◆ Exercise directions: For this exercise, write out every entry exactly and leave the pictures out.

◆ Supplied records:
+--

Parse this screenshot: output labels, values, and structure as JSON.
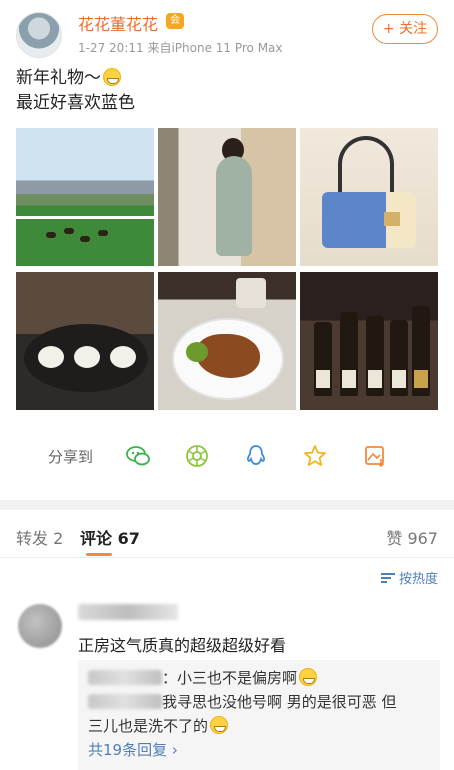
{
  "post": {
    "username": "花花董花花",
    "badge": "会",
    "meta": "1-27 20:11  来自iPhone 11 Pro Max",
    "follow_label": "+ 关注",
    "text_line1": "新年礼物～",
    "text_line2": "最近好喜欢蓝色",
    "images": [
      {
        "icon": "racecourse-photo"
      },
      {
        "icon": "boutique-photo"
      },
      {
        "icon": "handbag-photo"
      },
      {
        "icon": "dessert-photo"
      },
      {
        "icon": "dish-photo"
      },
      {
        "icon": "wine-photo"
      }
    ]
  },
  "share": {
    "label": "分享到",
    "targets": [
      "wechat",
      "moments",
      "qq",
      "favorite",
      "image"
    ]
  },
  "tabs": {
    "repost": "转发 2",
    "comments": "评论 67",
    "likes": "赞 967"
  },
  "sort": {
    "label": "按热度"
  },
  "comment": {
    "text": "正房这气质真的超级超级好看",
    "reply1": "：小三也不是偏房啊",
    "reply2_part1": "我寻思也没他号啊 男的是很可恶 但",
    "reply2_part2": "三儿也是洗不了的",
    "more_replies": "共19条回复 ›"
  },
  "colors": {
    "accent": "#e8702a",
    "link": "#4f7fb8"
  }
}
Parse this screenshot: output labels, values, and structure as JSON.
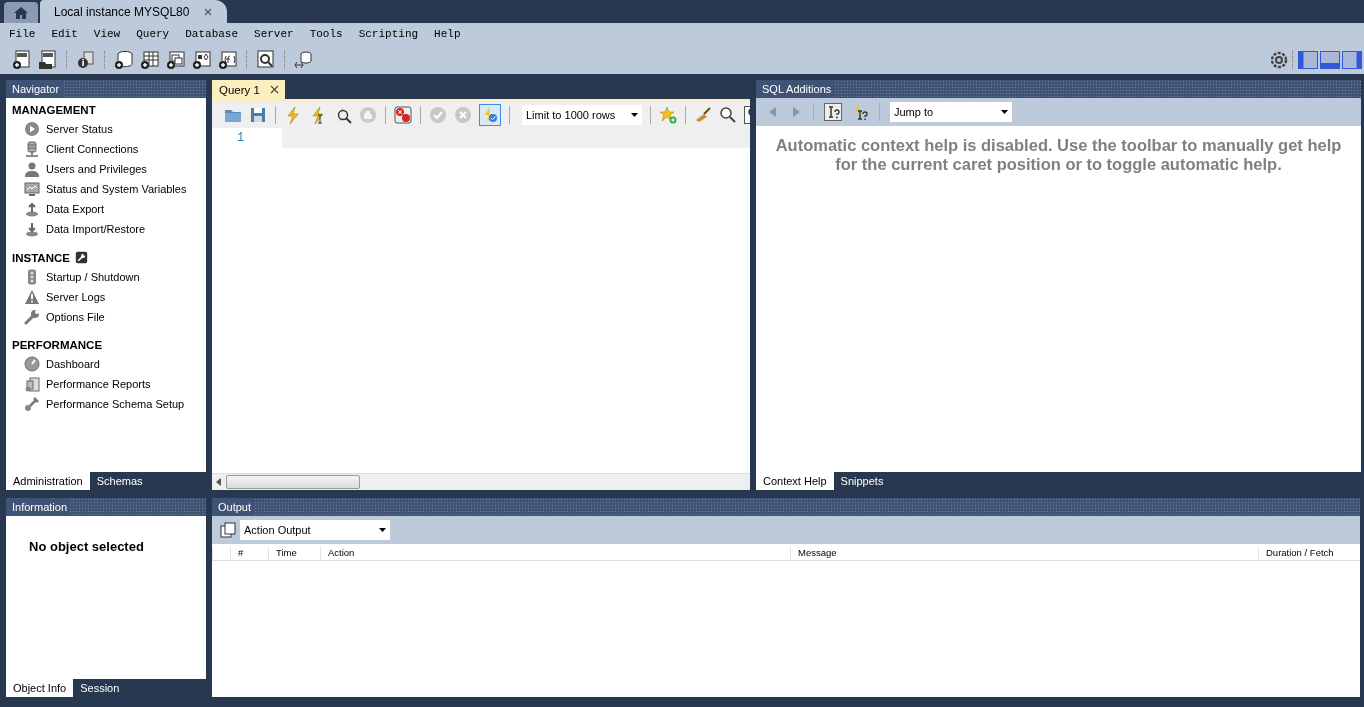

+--

◆ Answer to this task:
Parse this screenshot: output labels, values, and structure as JSON.
{
  "post": {
    "username": "花花董花花",
    "badge": "会",
    "meta": "1-27 20:11  来自iPhone 11 Pro Max",
    "follow_label": "+ 关注",
    "text_line1": "新年礼物～",
    "text_line2": "最近好喜欢蓝色",
    "images": [
      {
        "icon": "racecourse-photo"
      },
      {
        "icon": "boutique-photo"
      },
      {
        "icon": "handbag-photo"
      },
      {
        "icon": "dessert-photo"
      },
      {
        "icon": "dish-photo"
      },
      {
        "icon": "wine-photo"
      }
    ]
  },
  "share": {
    "label": "分享到",
    "targets": [
      "wechat",
      "moments",
      "qq",
      "favorite",
      "image"
    ]
  },
  "tabs": {
    "repost": "转发 2",
    "comments": "评论 67",
    "likes": "赞 967"
  },
  "sort": {
    "label": "按热度"
  },
  "comment": {
    "text": "正房这气质真的超级超级好看",
    "reply1": "：小三也不是偏房啊",
    "reply2_part1": "我寻思也没他号啊 男的是很可恶 但",
    "reply2_part2": "三儿也是洗不了的",
    "more_replies": "共19条回复 ›"
  },
  "colors": {
    "accent": "#e8702a",
    "link": "#4f7fb8"
  }
}
Parse this screenshot: output labels, values, and structure as JSON.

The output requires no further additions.